COVID-19-Related Outcomes in Primary Mitochondrial Diseases: An International Study

Neurology. 2022 Apr 5;98(14):576-582. doi: 10.1212/WNL.0000000000200240. Epub 2022 Feb 21.


Background and objectives: To identify factors associated with severe coronavirus disease 2019 (COVID-19), defined by hospitalization status, in patients with primary mitochondrial diseases (PMDs), thereby enabling future risk stratification and informed management decisions.

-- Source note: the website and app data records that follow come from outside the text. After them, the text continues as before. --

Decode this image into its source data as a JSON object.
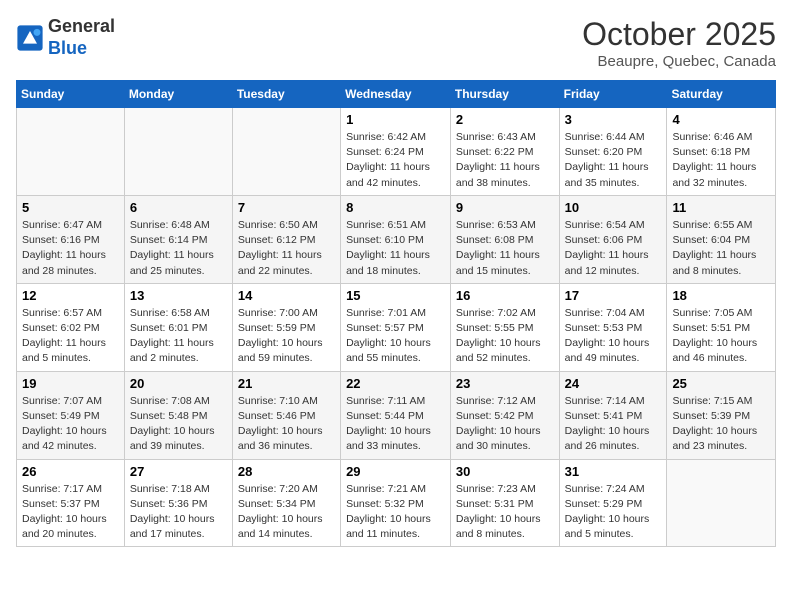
{
  "logo": {
    "line1": "General",
    "line2": "Blue"
  },
  "title": "October 2025",
  "subtitle": "Beaupre, Quebec, Canada",
  "weekdays": [
    "Sunday",
    "Monday",
    "Tuesday",
    "Wednesday",
    "Thursday",
    "Friday",
    "Saturday"
  ],
  "weeks": [
    [
      {
        "day": "",
        "info": ""
      },
      {
        "day": "",
        "info": ""
      },
      {
        "day": "",
        "info": ""
      },
      {
        "day": "1",
        "info": "Sunrise: 6:42 AM\nSunset: 6:24 PM\nDaylight: 11 hours and 42 minutes."
      },
      {
        "day": "2",
        "info": "Sunrise: 6:43 AM\nSunset: 6:22 PM\nDaylight: 11 hours and 38 minutes."
      },
      {
        "day": "3",
        "info": "Sunrise: 6:44 AM\nSunset: 6:20 PM\nDaylight: 11 hours and 35 minutes."
      },
      {
        "day": "4",
        "info": "Sunrise: 6:46 AM\nSunset: 6:18 PM\nDaylight: 11 hours and 32 minutes."
      }
    ],
    [
      {
        "day": "5",
        "info": "Sunrise: 6:47 AM\nSunset: 6:16 PM\nDaylight: 11 hours and 28 minutes."
      },
      {
        "day": "6",
        "info": "Sunrise: 6:48 AM\nSunset: 6:14 PM\nDaylight: 11 hours and 25 minutes."
      },
      {
        "day": "7",
        "info": "Sunrise: 6:50 AM\nSunset: 6:12 PM\nDaylight: 11 hours and 22 minutes."
      },
      {
        "day": "8",
        "info": "Sunrise: 6:51 AM\nSunset: 6:10 PM\nDaylight: 11 hours and 18 minutes."
      },
      {
        "day": "9",
        "info": "Sunrise: 6:53 AM\nSunset: 6:08 PM\nDaylight: 11 hours and 15 minutes."
      },
      {
        "day": "10",
        "info": "Sunrise: 6:54 AM\nSunset: 6:06 PM\nDaylight: 11 hours and 12 minutes."
      },
      {
        "day": "11",
        "info": "Sunrise: 6:55 AM\nSunset: 6:04 PM\nDaylight: 11 hours and 8 minutes."
      }
    ],
    [
      {
        "day": "12",
        "info": "Sunrise: 6:57 AM\nSunset: 6:02 PM\nDaylight: 11 hours and 5 minutes."
      },
      {
        "day": "13",
        "info": "Sunrise: 6:58 AM\nSunset: 6:01 PM\nDaylight: 11 hours and 2 minutes."
      },
      {
        "day": "14",
        "info": "Sunrise: 7:00 AM\nSunset: 5:59 PM\nDaylight: 10 hours and 59 minutes."
      },
      {
        "day": "15",
        "info": "Sunrise: 7:01 AM\nSunset: 5:57 PM\nDaylight: 10 hours and 55 minutes."
      },
      {
        "day": "16",
        "info": "Sunrise: 7:02 AM\nSunset: 5:55 PM\nDaylight: 10 hours and 52 minutes."
      },
      {
        "day": "17",
        "info": "Sunrise: 7:04 AM\nSunset: 5:53 PM\nDaylight: 10 hours and 49 minutes."
      },
      {
        "day": "18",
        "info": "Sunrise: 7:05 AM\nSunset: 5:51 PM\nDaylight: 10 hours and 46 minutes."
      }
    ],
    [
      {
        "day": "19",
        "info": "Sunrise: 7:07 AM\nSunset: 5:49 PM\nDaylight: 10 hours and 42 minutes."
      },
      {
        "day": "20",
        "info": "Sunrise: 7:08 AM\nSunset: 5:48 PM\nDaylight: 10 hours and 39 minutes."
      },
      {
        "day": "21",
        "info": "Sunrise: 7:10 AM\nSunset: 5:46 PM\nDaylight: 10 hours and 36 minutes."
      },
      {
        "day": "22",
        "info": "Sunrise: 7:11 AM\nSunset: 5:44 PM\nDaylight: 10 hours and 33 minutes."
      },
      {
        "day": "23",
        "info": "Sunrise: 7:12 AM\nSunset: 5:42 PM\nDaylight: 10 hours and 30 minutes."
      },
      {
        "day": "24",
        "info": "Sunrise: 7:14 AM\nSunset: 5:41 PM\nDaylight: 10 hours and 26 minutes."
      },
      {
        "day": "25",
        "info": "Sunrise: 7:15 AM\nSunset: 5:39 PM\nDaylight: 10 hours and 23 minutes."
      }
    ],
    [
      {
        "day": "26",
        "info": "Sunrise: 7:17 AM\nSunset: 5:37 PM\nDaylight: 10 hours and 20 minutes."
      },
      {
        "day": "27",
        "info": "Sunrise: 7:18 AM\nSunset: 5:36 PM\nDaylight: 10 hours and 17 minutes."
      },
      {
        "day": "28",
        "info": "Sunrise: 7:20 AM\nSunset: 5:34 PM\nDaylight: 10 hours and 14 minutes."
      },
      {
        "day": "29",
        "info": "Sunrise: 7:21 AM\nSunset: 5:32 PM\nDaylight: 10 hours and 11 minutes."
      },
      {
        "day": "30",
        "info": "Sunrise: 7:23 AM\nSunset: 5:31 PM\nDaylight: 10 hours and 8 minutes."
      },
      {
        "day": "31",
        "info": "Sunrise: 7:24 AM\nSunset: 5:29 PM\nDaylight: 10 hours and 5 minutes."
      },
      {
        "day": "",
        "info": ""
      }
    ]
  ]
}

Methods: We undertook a cross-sectional, international, registry-based study. Data were extracted from the International Neuromuscular COVID-19 Database and collected between May 1, 2020, and May 31, 2021. The database included subjects with (1) PMD diagnosis (any age), clinically/histopathologically suspected and/or genetically confirmed; and (2) COVID-19 diagnosis classified as "confirmed", "probable", or "suspected" based on World Health Organization definitions. The primary outcome was hospitalization because of COVID-19. We collected demographic information, smoking status, coexisting comorbidities, outcomes after COVID-19 infection, and PMD genotype-phenotype. Baseline status was assessed using the modified Rankin scale (mRS) and the Newcastle Mitochondrial Disease Adult Scale (NMDAS).

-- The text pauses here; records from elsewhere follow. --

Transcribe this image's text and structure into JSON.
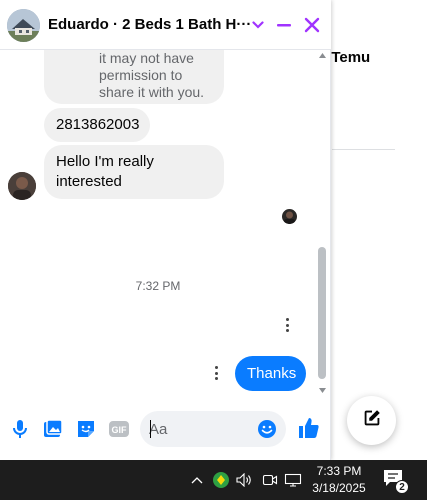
{
  "background": {
    "partial_text": "n Temu"
  },
  "chat": {
    "title": "Eduardo · 2 Beds 1 Bath H···",
    "messages": {
      "info_text": "it may not have permission to share it with you.",
      "phone": "2813862003",
      "interest": "Hello I'm really interested",
      "time_separator": "7:32 PM",
      "sent": "Thanks"
    },
    "composer": {
      "placeholder": "Aa"
    }
  },
  "taskbar": {
    "time": "7:33 PM",
    "date": "3/18/2025",
    "notification_count": "2"
  },
  "colors": {
    "accent": "#a033ff",
    "messenger_blue": "#0a7cff",
    "taskbar": "#1d1d1d"
  }
}
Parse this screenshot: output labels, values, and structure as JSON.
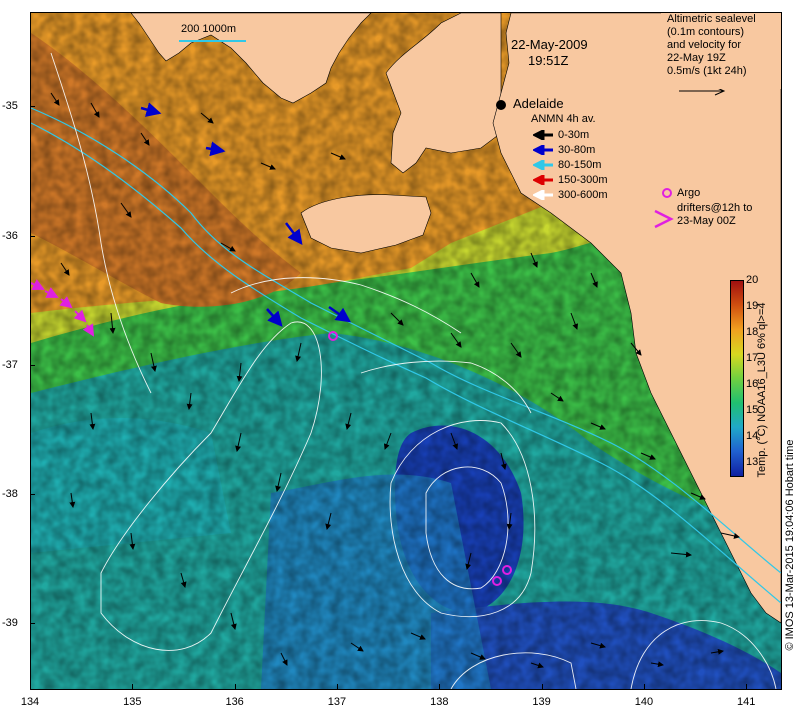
{
  "map": {
    "date": "22-May-2009",
    "time": "19:51Z",
    "place_label": "Adelaide",
    "bathymetry_label": "200  1000m",
    "altimetry_note": [
      "Altimetric sealevel",
      "(0.1m contours)",
      "and velocity for",
      "22-May 19Z",
      "0.5m/s (1kt 24h)"
    ],
    "anmn_title": "ANMN 4h av.",
    "anmn_legend": [
      {
        "label": "0-30m",
        "color": "#000000"
      },
      {
        "label": "30-80m",
        "color": "#0000cc"
      },
      {
        "label": "80-150m",
        "color": "#30c8e8"
      },
      {
        "label": "150-300m",
        "color": "#dd0000"
      },
      {
        "label": "300-600m",
        "color": "#ffffff"
      }
    ],
    "argo_label": "Argo",
    "drifters_label": [
      "drifters@12h to",
      "23-May 00Z"
    ],
    "argo_color": "#e020e0",
    "land_color": "#f8c8a0",
    "x_ticks": [
      "134",
      "135",
      "136",
      "137",
      "138",
      "139",
      "140",
      "141"
    ],
    "y_ticks": [
      "-35",
      "-36",
      "-37",
      "-38",
      "-39"
    ]
  },
  "colorbar": {
    "title": "Temp. (°C) NOAA16_L3U 6% ql>=4",
    "ticks": [
      "20",
      "19",
      "18",
      "17",
      "16",
      "15",
      "14",
      "13"
    ],
    "min": 12.5,
    "max": 20,
    "colors": [
      "#1020a0",
      "#2060d0",
      "#20a8c8",
      "#20c070",
      "#70d040",
      "#d8d820",
      "#f0a020",
      "#d05010",
      "#a01010"
    ]
  },
  "credit": "© IMOS 13-Mar-2015 19:04:06 Hobart time"
}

Results: Seventy-nine subjects with PMDs from 10 countries were included (mean age 41.5 ± 18 years): 25 (32%) were hospitalized, 48 (61%) recovered fully, 28 (35%) improved with sequelae, and 3 (4%) died. Statistically significant differences in hospitalization status were observed in baseline status, including the NMDAS score (p = 0.003) and mRS (p = 0.001), presence of respiratory dysfunction (p < 0.001), neurologic involvement (p = 0.003), and more than 4 comorbidities (p = 0.002). In multivariable analysis, respiratory dysfunction was independently associated with COVID-19 hospitalization (odds ratio, 7.66; 95% CI, 2-28; p = 0.002).

Discussion: Respiratory dysfunction is an independent risk factor for severe COVID-19 in PMDs while high disease burden and coexisting comorbidities contribute toward COVID-19-related hospitalization. These findings will enable risk stratification and informed management decisions for this vulnerable population.

Publication types

  • Research Support, Non-U.S. Gov't

MeSH terms

  • COVID-19 Testing
  • COVID-19* / epidemiology
  • Cross-Sectional Studies
  • Hospitalization
  • Humans
  • Mitochondrial Diseases* / complications
  • Mitochondrial Diseases* / epidemiology
  • Mitochondrial Diseases* / therapy
  • SARS-CoV-2